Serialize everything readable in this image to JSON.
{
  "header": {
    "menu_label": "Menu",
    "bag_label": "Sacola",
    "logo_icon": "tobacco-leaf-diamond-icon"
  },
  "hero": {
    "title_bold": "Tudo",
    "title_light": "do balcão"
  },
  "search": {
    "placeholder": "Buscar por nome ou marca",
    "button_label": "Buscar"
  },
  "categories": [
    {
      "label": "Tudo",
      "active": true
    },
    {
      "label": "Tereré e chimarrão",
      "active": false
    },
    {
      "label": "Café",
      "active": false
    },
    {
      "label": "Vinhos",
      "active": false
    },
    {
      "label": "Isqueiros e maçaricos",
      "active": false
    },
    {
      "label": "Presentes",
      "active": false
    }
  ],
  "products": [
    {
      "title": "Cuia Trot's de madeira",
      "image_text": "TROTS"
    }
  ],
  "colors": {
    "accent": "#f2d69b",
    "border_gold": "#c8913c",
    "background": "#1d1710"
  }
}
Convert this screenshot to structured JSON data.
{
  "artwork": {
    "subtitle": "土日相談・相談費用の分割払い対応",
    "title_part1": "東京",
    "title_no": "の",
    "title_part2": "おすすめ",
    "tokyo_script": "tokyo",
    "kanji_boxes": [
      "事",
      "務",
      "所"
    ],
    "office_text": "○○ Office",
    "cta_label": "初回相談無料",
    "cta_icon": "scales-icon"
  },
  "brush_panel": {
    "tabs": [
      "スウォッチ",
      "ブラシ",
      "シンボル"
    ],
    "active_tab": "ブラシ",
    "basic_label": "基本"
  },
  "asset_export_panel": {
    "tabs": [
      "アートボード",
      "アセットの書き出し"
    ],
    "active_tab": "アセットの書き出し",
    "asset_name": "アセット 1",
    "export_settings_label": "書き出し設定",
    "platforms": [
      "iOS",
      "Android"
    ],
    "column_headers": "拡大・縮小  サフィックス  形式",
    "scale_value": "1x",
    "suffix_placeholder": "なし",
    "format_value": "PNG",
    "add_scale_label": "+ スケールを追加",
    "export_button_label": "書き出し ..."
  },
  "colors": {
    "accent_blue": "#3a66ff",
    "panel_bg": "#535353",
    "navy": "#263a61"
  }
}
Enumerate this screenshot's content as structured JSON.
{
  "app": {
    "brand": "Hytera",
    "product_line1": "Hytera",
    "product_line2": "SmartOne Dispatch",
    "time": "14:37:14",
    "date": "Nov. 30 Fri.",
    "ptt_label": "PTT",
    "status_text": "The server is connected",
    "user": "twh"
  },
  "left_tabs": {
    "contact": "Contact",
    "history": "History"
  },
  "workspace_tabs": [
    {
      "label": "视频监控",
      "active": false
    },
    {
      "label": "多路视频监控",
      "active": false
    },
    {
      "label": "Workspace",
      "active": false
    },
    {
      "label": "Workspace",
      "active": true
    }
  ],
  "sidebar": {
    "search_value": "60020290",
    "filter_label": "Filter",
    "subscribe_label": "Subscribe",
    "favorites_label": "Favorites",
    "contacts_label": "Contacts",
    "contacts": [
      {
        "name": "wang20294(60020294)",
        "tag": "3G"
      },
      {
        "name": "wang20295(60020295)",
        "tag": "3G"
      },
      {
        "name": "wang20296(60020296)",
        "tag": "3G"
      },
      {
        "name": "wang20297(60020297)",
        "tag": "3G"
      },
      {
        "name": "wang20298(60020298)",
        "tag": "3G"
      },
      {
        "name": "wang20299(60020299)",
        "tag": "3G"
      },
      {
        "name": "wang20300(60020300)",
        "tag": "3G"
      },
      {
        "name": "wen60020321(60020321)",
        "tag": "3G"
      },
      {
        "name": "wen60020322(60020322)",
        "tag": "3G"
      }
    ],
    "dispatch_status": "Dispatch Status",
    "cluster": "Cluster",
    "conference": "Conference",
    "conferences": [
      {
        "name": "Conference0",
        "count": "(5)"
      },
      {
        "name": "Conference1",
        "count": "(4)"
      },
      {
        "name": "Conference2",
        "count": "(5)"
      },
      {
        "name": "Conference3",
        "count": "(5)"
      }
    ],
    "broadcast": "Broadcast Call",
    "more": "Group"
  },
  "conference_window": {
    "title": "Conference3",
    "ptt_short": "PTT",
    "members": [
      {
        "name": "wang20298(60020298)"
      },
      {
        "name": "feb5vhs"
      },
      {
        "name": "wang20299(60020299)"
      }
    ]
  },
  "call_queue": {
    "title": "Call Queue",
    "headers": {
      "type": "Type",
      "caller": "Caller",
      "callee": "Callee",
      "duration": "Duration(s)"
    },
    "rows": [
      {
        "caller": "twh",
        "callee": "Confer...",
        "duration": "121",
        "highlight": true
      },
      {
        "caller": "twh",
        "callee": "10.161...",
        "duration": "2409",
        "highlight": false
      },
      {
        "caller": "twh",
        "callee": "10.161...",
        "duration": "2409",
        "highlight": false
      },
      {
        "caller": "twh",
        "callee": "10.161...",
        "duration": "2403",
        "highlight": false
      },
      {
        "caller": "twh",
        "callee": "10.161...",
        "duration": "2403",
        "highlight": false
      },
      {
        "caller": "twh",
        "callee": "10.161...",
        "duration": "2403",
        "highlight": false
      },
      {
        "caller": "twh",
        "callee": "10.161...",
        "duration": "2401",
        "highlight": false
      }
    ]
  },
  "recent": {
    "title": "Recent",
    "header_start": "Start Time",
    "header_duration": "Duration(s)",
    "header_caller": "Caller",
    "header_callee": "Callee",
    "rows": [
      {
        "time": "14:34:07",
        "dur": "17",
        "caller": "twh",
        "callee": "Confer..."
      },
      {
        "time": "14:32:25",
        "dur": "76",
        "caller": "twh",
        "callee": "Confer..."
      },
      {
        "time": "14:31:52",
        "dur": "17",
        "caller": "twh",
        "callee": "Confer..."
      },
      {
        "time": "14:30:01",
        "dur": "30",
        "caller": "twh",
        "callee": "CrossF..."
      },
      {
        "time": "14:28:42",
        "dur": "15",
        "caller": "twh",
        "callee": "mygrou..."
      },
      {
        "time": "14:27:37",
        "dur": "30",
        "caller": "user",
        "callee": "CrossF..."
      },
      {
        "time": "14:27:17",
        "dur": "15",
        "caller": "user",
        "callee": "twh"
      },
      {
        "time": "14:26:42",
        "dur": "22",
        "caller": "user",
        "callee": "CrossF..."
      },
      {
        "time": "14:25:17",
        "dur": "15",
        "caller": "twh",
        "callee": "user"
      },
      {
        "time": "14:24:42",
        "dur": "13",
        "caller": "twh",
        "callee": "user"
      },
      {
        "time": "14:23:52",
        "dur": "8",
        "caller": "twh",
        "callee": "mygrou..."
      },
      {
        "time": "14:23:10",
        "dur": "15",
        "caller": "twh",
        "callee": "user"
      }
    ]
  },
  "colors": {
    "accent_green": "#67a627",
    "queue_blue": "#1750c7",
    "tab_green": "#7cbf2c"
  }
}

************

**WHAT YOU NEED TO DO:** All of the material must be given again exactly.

**ANSWER FOR THIS EXERCISE:**
Serialize everything readable in this image to JSON.
{
  "header": {
    "menu_label": "Menu",
    "bag_label": "Sacola",
    "logo_icon": "tobacco-leaf-diamond-icon"
  },
  "hero": {
    "title_bold": "Tudo",
    "title_light": "do balcão"
  },
  "search": {
    "placeholder": "Buscar por nome ou marca",
    "button_label": "Buscar"
  },
  "categories": [
    {
      "label": "Tudo",
      "active": true
    },
    {
      "label": "Tereré e chimarrão",
      "active": false
    },
    {
      "label": "Café",
      "active": false
    },
    {
      "label": "Vinhos",
      "active": false
    },
    {
      "label": "Isqueiros e maçaricos",
      "active": false
    },
    {
      "label": "Presentes",
      "active": false
    }
  ],
  "products": [
    {
      "title": "Cuia Trot's de madeira",
      "image_text": "TROTS"
    }
  ],
  "colors": {
    "accent": "#f2d69b",
    "border_gold": "#c8913c",
    "background": "#1d1710"
  }
}
Convert this screenshot to structured JSON data.
{
  "artwork": {
    "subtitle": "土日相談・相談費用の分割払い対応",
    "title_part1": "東京",
    "title_no": "の",
    "title_part2": "おすすめ",
    "tokyo_script": "tokyo",
    "kanji_boxes": [
      "事",
      "務",
      "所"
    ],
    "office_text": "○○ Office",
    "cta_label": "初回相談無料",
    "cta_icon": "scales-icon"
  },
  "brush_panel": {
    "tabs": [
      "スウォッチ",
      "ブラシ",
      "シンボル"
    ],
    "active_tab": "ブラシ",
    "basic_label": "基本"
  },
  "asset_export_panel": {
    "tabs": [
      "アートボード",
      "アセットの書き出し"
    ],
    "active_tab": "アセットの書き出し",
    "asset_name": "アセット 1",
    "export_settings_label": "書き出し設定",
    "platforms": [
      "iOS",
      "Android"
    ],
    "column_headers": "拡大・縮小  サフィックス  形式",
    "scale_value": "1x",
    "suffix_placeholder": "なし",
    "format_value": "PNG",
    "add_scale_label": "+ スケールを追加",
    "export_button_label": "書き出し ..."
  },
  "colors": {
    "accent_blue": "#3a66ff",
    "panel_bg": "#535353",
    "navy": "#263a61"
  }
}
Enumerate this screenshot's content as structured JSON.
{
  "app": {
    "brand": "Hytera",
    "product_line1": "Hytera",
    "product_line2": "SmartOne Dispatch",
    "time": "14:37:14",
    "date": "Nov. 30 Fri.",
    "ptt_label": "PTT",
    "status_text": "The server is connected",
    "user": "twh"
  },
  "left_tabs": {
    "contact": "Contact",
    "history": "History"
  },
  "workspace_tabs": [
    {
      "label": "视频监控",
      "active": false
    },
    {
      "label": "多路视频监控",
      "active": false
    },
    {
      "label": "Workspace",
      "active": false
    },
    {
      "label": "Workspace",
      "active": true
    }
  ],
  "sidebar": {
    "search_value": "60020290",
    "filter_label": "Filter",
    "subscribe_label": "Subscribe",
    "favorites_label": "Favorites",
    "contacts_label": "Contacts",
    "contacts": [
      {
        "name": "wang20294(60020294)",
        "tag": "3G"
      },
      {
        "name": "wang20295(60020295)",
        "tag": "3G"
      },
      {
        "name": "wang20296(60020296)",
        "tag": "3G"
      },
      {
        "name": "wang20297(60020297)",
        "tag": "3G"
      },
      {
        "name": "wang20298(60020298)",
        "tag": "3G"
      },
      {
        "name": "wang20299(60020299)",
        "tag": "3G"
      },
      {
        "name": "wang20300(60020300)",
        "tag": "3G"
      },
      {
        "name": "wen60020321(60020321)",
        "tag": "3G"
      },
      {
        "name": "wen60020322(60020322)",
        "tag": "3G"
      }
    ],
    "dispatch_status": "Dispatch Status",
    "cluster": "Cluster",
    "conference": "Conference",
    "conferences": [
      {
        "name": "Conference0",
        "count": "(5)"
      },
      {
        "name": "Conference1",
        "count": "(4)"
      },
      {
        "name": "Conference2",
        "count": "(5)"
      },
      {
        "name": "Conference3",
        "count": "(5)"
      }
    ],
    "broadcast": "Broadcast Call",
    "more": "Group"
  },
  "conference_window": {
    "title": "Conference3",
    "ptt_short": "PTT",
    "members": [
      {
        "name": "wang20298(60020298)"
      },
      {
        "name": "feb5vhs"
      },
      {
        "name": "wang20299(60020299)"
      }
    ]
  },
  "call_queue": {
    "title": "Call Queue",
    "headers": {
      "type": "Type",
      "caller": "Caller",
      "callee": "Callee",
      "duration": "Duration(s)"
    },
    "rows": [
      {
        "caller": "twh",
        "callee": "Confer...",
        "duration": "121",
        "highlight": true
      },
      {
        "caller": "twh",
        "callee": "10.161...",
        "duration": "2409",
        "highlight": false
      },
      {
        "caller": "twh",
        "callee": "10.161...",
        "duration": "2409",
        "highlight": false
      },
      {
        "caller": "twh",
        "callee": "10.161...",
        "duration": "2403",
        "highlight": false
      },
      {
        "caller": "twh",
        "callee": "10.161...",
        "duration": "2403",
        "highlight": false
      },
      {
        "caller": "twh",
        "callee": "10.161...",
        "duration": "2403",
        "highlight": false
      },
      {
        "caller": "twh",
        "callee": "10.161...",
        "duration": "2401",
        "highlight": false
      }
    ]
  },
  "recent": {
    "title": "Recent",
    "header_start": "Start Time",
    "header_duration": "Duration(s)",
    "header_caller": "Caller",
    "header_callee": "Callee",
    "rows": [
      {
        "time": "14:34:07",
        "dur": "17",
        "caller": "twh",
        "callee": "Confer..."
      },
      {
        "time": "14:32:25",
        "dur": "76",
        "caller": "twh",
        "callee": "Confer..."
      },
      {
        "time": "14:31:52",
        "dur": "17",
        "caller": "twh",
        "callee": "Confer..."
      },
      {
        "time": "14:30:01",
        "dur": "30",
        "caller": "twh",
        "callee": "CrossF..."
      },
      {
        "time": "14:28:42",
        "dur": "15",
        "caller": "twh",
        "callee": "mygrou..."
      },
      {
        "time": "14:27:37",
        "dur": "30",
        "caller": "user",
        "callee": "CrossF..."
      },
      {
        "time": "14:27:17",
        "dur": "15",
        "caller": "user",
        "callee": "twh"
      },
      {
        "time": "14:26:42",
        "dur": "22",
        "caller": "user",
        "callee": "CrossF..."
      },
      {
        "time": "14:25:17",
        "dur": "15",
        "caller": "twh",
        "callee": "user"
      },
      {
        "time": "14:24:42",
        "dur": "13",
        "caller": "twh",
        "callee": "user"
      },
      {
        "time": "14:23:52",
        "dur": "8",
        "caller": "twh",
        "callee": "mygrou..."
      },
      {
        "time": "14:23:10",
        "dur": "15",
        "caller": "twh",
        "callee": "user"
      }
    ]
  },
  "colors": {
    "accent_green": "#67a627",
    "queue_blue": "#1750c7",
    "tab_green": "#7cbf2c"
  }
}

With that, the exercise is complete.